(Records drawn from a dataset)
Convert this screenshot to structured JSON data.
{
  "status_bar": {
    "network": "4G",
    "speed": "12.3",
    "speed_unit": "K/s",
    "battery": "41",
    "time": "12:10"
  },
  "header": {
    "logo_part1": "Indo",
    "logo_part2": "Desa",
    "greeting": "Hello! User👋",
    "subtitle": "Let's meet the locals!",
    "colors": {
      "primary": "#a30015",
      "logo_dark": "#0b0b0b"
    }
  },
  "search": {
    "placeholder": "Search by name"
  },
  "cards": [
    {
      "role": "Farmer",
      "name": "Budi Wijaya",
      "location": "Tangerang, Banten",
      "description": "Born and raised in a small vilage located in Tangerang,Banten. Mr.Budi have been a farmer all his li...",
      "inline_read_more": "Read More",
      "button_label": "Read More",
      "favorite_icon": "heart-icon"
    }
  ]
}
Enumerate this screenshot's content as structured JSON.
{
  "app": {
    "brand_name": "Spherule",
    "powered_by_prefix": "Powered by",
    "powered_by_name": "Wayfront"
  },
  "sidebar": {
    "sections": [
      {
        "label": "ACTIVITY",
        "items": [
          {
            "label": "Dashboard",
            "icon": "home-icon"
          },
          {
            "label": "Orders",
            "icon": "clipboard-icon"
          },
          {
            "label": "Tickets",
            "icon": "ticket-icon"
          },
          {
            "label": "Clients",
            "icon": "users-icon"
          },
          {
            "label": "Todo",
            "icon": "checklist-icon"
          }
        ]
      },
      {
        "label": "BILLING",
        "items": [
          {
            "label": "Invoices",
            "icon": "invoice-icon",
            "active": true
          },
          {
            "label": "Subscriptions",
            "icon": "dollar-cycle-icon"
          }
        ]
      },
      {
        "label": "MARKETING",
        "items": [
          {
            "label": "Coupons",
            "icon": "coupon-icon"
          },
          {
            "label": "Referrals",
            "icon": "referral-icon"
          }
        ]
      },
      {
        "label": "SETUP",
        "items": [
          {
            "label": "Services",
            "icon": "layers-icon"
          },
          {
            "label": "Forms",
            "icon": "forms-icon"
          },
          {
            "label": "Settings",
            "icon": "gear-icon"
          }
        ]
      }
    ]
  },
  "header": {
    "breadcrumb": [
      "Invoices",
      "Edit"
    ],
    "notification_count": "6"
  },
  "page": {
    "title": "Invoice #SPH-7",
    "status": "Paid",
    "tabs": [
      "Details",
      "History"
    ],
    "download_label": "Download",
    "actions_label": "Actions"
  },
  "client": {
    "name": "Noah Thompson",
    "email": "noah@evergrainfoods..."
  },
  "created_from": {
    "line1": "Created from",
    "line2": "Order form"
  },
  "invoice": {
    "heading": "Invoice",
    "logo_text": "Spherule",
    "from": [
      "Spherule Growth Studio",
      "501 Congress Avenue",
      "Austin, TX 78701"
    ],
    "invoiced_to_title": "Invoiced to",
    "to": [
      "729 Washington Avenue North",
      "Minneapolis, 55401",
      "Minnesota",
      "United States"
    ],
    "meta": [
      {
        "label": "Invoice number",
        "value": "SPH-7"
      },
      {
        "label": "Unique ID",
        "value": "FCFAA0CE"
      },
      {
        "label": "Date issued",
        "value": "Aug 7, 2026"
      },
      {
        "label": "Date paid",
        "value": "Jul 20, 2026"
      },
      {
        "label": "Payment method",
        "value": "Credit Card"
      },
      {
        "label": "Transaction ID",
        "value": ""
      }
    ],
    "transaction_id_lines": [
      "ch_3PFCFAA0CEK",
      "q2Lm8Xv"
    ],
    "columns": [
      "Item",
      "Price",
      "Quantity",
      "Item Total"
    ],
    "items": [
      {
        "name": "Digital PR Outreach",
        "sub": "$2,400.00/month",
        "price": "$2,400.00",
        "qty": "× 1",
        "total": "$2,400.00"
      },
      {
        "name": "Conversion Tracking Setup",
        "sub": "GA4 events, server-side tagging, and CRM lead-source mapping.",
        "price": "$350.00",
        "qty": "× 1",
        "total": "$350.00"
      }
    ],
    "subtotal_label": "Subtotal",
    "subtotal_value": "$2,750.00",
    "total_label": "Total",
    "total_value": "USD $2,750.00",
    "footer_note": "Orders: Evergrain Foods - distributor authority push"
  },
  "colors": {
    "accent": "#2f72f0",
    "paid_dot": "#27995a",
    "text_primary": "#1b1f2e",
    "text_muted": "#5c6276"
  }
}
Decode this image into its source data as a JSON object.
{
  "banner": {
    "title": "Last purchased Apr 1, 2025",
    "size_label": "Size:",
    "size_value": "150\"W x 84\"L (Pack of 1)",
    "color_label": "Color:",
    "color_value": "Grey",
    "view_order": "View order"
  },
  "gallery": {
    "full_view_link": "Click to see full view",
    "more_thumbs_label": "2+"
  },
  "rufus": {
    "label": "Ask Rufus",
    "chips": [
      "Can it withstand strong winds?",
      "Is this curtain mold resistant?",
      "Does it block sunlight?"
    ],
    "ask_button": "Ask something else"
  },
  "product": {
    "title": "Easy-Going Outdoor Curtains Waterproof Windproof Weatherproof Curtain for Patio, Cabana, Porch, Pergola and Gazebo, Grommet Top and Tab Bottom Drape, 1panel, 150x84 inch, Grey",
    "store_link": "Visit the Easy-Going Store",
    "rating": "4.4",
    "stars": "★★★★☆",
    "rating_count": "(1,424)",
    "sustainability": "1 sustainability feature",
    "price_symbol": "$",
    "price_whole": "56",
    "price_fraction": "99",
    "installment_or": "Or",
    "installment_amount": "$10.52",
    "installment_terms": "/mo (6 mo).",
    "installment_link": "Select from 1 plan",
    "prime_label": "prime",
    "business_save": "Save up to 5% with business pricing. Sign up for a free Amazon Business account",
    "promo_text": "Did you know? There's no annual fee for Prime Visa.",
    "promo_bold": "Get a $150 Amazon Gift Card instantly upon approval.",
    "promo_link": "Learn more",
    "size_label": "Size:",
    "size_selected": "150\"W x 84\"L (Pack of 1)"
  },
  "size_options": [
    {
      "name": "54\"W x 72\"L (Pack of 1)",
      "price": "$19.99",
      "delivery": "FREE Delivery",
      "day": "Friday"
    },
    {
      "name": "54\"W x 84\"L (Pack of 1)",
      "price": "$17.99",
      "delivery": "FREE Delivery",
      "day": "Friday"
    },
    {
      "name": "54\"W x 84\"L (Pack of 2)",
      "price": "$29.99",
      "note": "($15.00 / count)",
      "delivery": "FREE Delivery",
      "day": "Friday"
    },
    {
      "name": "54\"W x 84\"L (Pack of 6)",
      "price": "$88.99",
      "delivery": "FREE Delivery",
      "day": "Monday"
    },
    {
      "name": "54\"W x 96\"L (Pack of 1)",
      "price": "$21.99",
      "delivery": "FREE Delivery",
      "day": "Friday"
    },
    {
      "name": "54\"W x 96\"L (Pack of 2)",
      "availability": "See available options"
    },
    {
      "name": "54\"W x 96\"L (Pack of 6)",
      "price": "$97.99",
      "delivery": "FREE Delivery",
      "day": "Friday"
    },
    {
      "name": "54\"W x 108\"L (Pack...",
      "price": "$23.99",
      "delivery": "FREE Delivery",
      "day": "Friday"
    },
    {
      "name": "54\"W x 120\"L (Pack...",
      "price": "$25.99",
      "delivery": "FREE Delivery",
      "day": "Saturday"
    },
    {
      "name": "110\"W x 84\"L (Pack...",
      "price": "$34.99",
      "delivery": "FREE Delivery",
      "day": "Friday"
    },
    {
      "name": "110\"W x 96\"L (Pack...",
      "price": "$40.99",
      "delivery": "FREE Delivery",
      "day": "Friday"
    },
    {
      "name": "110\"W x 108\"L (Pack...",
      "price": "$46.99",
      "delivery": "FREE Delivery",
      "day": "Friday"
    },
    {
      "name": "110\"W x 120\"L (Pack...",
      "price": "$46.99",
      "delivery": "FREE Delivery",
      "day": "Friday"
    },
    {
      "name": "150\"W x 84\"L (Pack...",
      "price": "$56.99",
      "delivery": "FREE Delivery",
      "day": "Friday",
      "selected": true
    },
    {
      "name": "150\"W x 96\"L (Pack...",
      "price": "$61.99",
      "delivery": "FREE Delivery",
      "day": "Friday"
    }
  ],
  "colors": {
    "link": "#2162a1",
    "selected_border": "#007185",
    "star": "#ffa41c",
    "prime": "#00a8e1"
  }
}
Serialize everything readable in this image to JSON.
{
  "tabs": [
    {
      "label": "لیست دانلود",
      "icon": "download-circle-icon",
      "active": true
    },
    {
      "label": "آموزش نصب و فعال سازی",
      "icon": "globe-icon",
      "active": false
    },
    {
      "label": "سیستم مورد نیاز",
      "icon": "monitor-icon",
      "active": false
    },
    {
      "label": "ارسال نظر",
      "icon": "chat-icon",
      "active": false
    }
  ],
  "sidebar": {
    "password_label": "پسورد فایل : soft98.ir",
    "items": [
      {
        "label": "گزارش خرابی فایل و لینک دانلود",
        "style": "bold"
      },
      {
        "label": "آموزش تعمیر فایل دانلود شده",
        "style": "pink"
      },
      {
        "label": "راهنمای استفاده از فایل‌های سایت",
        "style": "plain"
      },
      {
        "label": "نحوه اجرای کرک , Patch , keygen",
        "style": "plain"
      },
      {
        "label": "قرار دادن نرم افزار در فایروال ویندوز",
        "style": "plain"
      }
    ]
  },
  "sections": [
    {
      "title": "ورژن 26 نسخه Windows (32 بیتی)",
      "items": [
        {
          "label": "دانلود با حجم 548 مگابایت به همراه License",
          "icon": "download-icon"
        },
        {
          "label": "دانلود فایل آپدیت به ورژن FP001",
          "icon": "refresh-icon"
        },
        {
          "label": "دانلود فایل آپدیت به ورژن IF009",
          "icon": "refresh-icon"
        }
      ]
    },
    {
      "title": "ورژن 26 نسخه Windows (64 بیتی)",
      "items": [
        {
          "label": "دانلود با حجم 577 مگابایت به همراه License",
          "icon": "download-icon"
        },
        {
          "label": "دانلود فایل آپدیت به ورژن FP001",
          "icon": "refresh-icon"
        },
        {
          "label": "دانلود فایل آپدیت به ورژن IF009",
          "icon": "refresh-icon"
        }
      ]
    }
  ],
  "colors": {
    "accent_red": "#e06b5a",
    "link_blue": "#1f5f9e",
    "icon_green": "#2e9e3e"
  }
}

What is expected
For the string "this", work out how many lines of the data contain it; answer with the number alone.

Exercise response
5